- JPMorgan CEO Jamie Dimon said this week he regrets calling bitcoin a “fraud,” but he’s still not interested in the cryptocurrency.
- Berkshire Hathaway CEO Warren Buffett said his firm has no interest in investing in cryptocurrency and thinks it “definitely will come to a bad ending.”
- Meanwhile, Adam Ludwin, the cofounder and CEO of Chain, argues that while it’s easy to believe cryptocurrencies have no inherent value — or conversely, that they will disrupt banks and tech giants — neither extreme is true.
- Ludwin says Bitcoin and other cryptocurrencies are an important new asset class enabling decentralized applications.
- The probability of mass adoption may be small, but the impact would be very large, which Ludwin says justifies the high valuations.
This piece was originally published in October 2017 on Chain’s blog, after Jamie Dimon called bitcoin a fraud in September. Dimon has since said he regrets the comment, but maintained he is not interested in bitcoin.
Last week you said a few things about Bitcoin:
It’s easy to believe cryptocurrencies have no inherent value. Or that governments will crush them.
It’s also becoming fashionable to believe the opposite: that they will disrupt banks, governments, and Silicon Valley giants once and for all.

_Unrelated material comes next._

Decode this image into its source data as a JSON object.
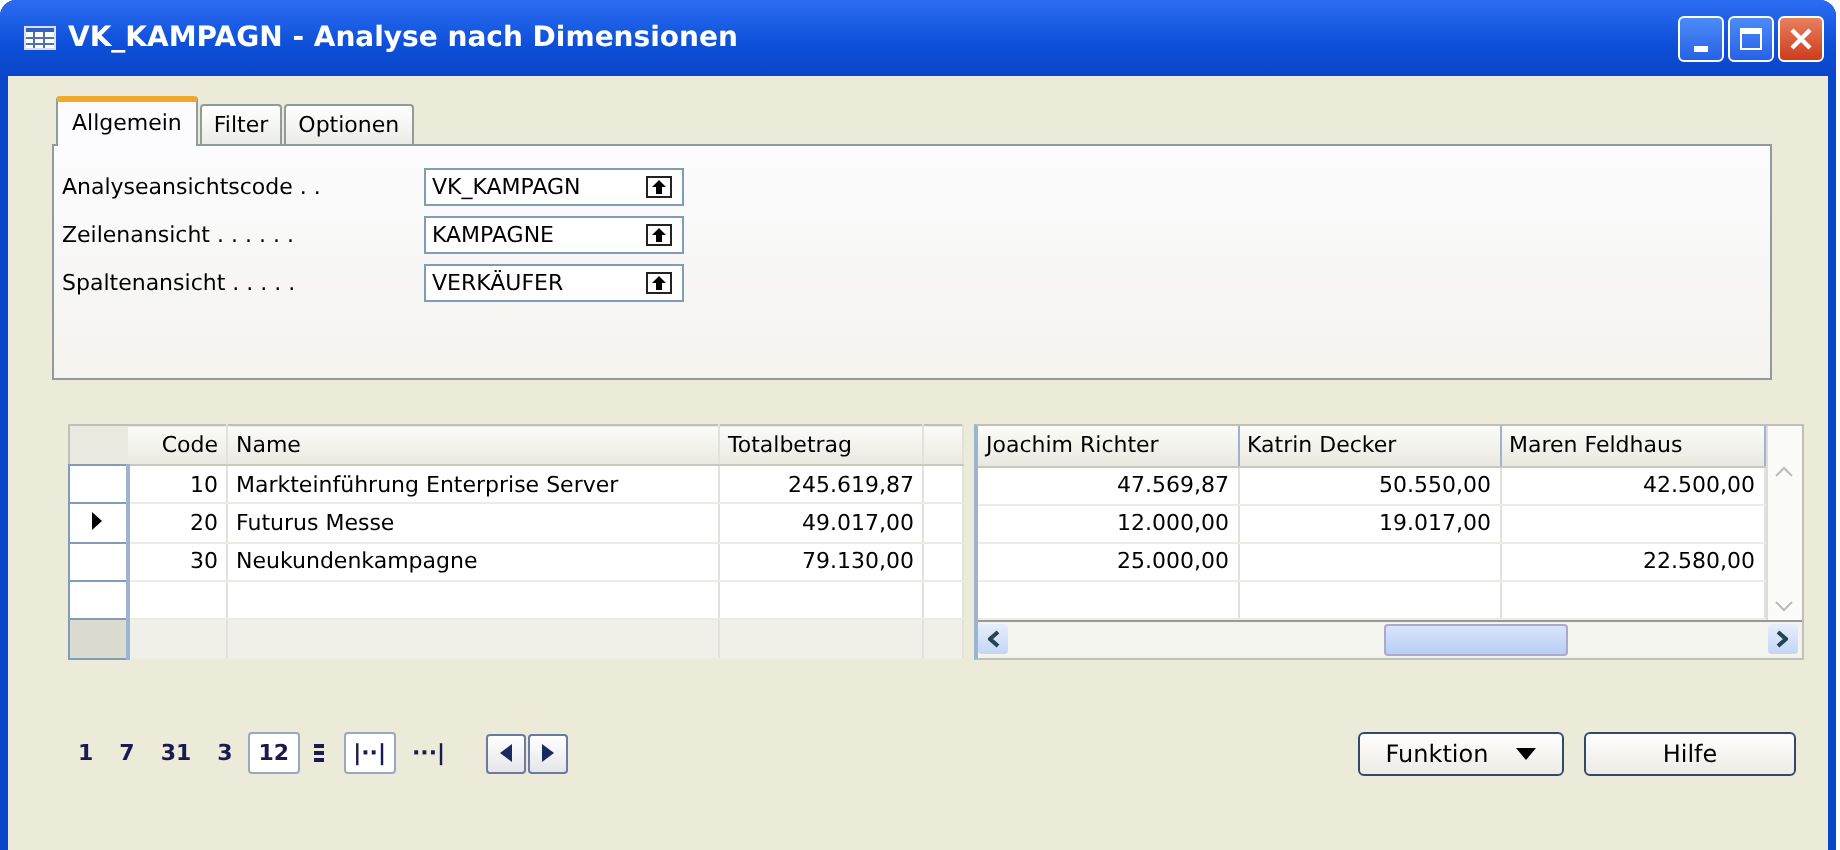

Neither extreme is true.
The reality is nuanced and important. Which is why I’ve decided to write you this briefing note. I hope it helps you appreciate cryptocurrencies more deeply.
Let me start by stating that I believe:
- The market for cryptocurrencies is overheated and irrationally exuberant
- There are a lot of poseurs creating them, and Read More Here